(TASK REQUIREMENTS):
Go through the entries below and say how many lines contain the string "emoji"; write only that number.

(Web page and app entries)
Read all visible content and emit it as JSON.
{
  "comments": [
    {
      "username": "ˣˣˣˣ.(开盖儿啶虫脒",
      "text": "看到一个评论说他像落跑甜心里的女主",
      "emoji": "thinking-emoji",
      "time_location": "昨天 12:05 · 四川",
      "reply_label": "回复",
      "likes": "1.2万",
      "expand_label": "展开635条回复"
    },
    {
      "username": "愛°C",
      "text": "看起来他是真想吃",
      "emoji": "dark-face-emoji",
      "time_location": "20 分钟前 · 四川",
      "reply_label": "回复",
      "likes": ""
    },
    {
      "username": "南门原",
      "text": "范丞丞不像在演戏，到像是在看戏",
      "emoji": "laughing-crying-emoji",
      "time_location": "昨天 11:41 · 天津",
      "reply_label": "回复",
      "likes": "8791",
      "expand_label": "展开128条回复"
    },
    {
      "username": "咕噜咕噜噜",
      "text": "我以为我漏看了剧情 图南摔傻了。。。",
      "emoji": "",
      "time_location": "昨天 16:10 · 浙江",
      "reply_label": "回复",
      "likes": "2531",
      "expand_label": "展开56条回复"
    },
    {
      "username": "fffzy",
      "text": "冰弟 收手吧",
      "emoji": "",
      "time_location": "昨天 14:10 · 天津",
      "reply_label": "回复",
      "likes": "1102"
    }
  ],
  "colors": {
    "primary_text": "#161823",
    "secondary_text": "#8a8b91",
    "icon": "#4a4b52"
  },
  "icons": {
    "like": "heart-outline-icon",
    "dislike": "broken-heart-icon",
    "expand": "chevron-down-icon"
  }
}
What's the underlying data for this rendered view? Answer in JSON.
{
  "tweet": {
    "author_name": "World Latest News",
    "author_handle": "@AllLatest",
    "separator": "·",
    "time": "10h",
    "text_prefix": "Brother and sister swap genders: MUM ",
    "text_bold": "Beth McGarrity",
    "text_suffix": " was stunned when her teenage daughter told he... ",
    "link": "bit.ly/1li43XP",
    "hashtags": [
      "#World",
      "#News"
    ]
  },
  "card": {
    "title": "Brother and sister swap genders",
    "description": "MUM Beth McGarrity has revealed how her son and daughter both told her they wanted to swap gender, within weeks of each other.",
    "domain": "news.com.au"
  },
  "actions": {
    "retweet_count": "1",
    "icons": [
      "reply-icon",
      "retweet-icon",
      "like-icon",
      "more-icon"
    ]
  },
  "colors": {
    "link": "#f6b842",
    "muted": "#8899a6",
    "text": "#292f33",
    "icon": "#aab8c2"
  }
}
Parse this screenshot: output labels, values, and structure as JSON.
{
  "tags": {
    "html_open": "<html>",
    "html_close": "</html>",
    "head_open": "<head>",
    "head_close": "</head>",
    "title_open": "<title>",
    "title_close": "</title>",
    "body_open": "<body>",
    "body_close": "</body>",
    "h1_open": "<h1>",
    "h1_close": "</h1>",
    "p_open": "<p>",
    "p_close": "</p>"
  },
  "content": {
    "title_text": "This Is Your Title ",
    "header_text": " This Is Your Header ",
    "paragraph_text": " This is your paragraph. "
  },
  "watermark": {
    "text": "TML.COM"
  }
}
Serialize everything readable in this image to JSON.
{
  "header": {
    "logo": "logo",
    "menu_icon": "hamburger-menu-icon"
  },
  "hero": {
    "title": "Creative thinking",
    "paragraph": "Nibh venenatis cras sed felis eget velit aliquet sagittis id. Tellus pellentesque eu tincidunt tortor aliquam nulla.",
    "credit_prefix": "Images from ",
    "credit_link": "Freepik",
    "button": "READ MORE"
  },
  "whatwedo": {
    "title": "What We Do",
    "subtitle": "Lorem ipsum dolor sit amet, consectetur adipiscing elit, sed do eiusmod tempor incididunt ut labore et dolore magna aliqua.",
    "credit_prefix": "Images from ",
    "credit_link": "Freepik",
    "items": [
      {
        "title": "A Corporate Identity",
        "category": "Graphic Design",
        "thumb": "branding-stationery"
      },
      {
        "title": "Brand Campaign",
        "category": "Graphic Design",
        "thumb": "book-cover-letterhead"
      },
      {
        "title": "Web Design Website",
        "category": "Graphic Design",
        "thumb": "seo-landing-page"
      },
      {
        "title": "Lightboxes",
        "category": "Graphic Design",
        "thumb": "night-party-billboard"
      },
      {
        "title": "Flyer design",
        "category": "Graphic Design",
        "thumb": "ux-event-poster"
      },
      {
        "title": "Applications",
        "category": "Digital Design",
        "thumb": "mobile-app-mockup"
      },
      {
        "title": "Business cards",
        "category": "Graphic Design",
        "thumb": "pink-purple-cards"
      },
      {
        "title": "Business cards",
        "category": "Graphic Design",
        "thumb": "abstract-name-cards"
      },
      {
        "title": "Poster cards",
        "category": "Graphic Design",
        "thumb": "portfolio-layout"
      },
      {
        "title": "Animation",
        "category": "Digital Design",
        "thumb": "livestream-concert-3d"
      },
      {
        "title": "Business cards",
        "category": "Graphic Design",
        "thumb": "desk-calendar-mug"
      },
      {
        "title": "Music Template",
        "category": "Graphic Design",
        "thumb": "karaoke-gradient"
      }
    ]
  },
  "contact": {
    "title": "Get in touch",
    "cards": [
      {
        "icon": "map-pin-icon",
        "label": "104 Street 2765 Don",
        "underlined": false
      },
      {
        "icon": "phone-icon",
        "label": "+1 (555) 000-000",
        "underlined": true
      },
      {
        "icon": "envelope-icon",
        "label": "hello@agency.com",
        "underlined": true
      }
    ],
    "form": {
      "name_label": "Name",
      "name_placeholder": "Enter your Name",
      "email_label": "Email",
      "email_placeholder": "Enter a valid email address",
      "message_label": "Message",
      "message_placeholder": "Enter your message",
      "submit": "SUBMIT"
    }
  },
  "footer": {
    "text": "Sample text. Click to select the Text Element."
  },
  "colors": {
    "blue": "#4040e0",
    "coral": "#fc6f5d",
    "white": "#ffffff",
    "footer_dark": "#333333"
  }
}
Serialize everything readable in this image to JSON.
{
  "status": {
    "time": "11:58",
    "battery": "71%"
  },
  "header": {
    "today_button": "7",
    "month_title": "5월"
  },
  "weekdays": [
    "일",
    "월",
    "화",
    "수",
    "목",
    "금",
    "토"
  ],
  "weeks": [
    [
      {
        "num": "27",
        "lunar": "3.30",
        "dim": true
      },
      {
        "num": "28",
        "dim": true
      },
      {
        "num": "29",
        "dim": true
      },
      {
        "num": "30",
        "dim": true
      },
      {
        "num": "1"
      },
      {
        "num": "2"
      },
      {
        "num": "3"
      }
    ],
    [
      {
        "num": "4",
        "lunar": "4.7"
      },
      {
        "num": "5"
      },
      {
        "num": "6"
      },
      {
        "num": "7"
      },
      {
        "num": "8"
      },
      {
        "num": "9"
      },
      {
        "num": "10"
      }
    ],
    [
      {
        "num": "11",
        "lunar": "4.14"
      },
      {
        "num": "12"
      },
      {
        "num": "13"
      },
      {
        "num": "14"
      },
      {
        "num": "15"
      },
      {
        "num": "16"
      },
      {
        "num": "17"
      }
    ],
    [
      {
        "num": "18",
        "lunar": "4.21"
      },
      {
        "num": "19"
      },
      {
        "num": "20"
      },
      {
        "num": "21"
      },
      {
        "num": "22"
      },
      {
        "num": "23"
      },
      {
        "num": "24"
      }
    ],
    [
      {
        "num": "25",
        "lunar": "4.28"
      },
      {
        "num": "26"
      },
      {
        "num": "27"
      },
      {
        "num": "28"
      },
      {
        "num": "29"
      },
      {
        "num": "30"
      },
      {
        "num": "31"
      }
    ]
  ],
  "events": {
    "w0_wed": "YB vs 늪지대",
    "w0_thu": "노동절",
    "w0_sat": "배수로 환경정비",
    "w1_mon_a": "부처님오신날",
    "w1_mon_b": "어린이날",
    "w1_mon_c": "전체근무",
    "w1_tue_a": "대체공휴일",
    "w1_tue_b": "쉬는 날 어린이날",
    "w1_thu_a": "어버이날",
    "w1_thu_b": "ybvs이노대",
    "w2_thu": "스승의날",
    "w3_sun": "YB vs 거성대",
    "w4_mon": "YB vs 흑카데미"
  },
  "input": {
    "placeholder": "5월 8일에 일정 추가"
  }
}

(EXPECTED ANSWER):
5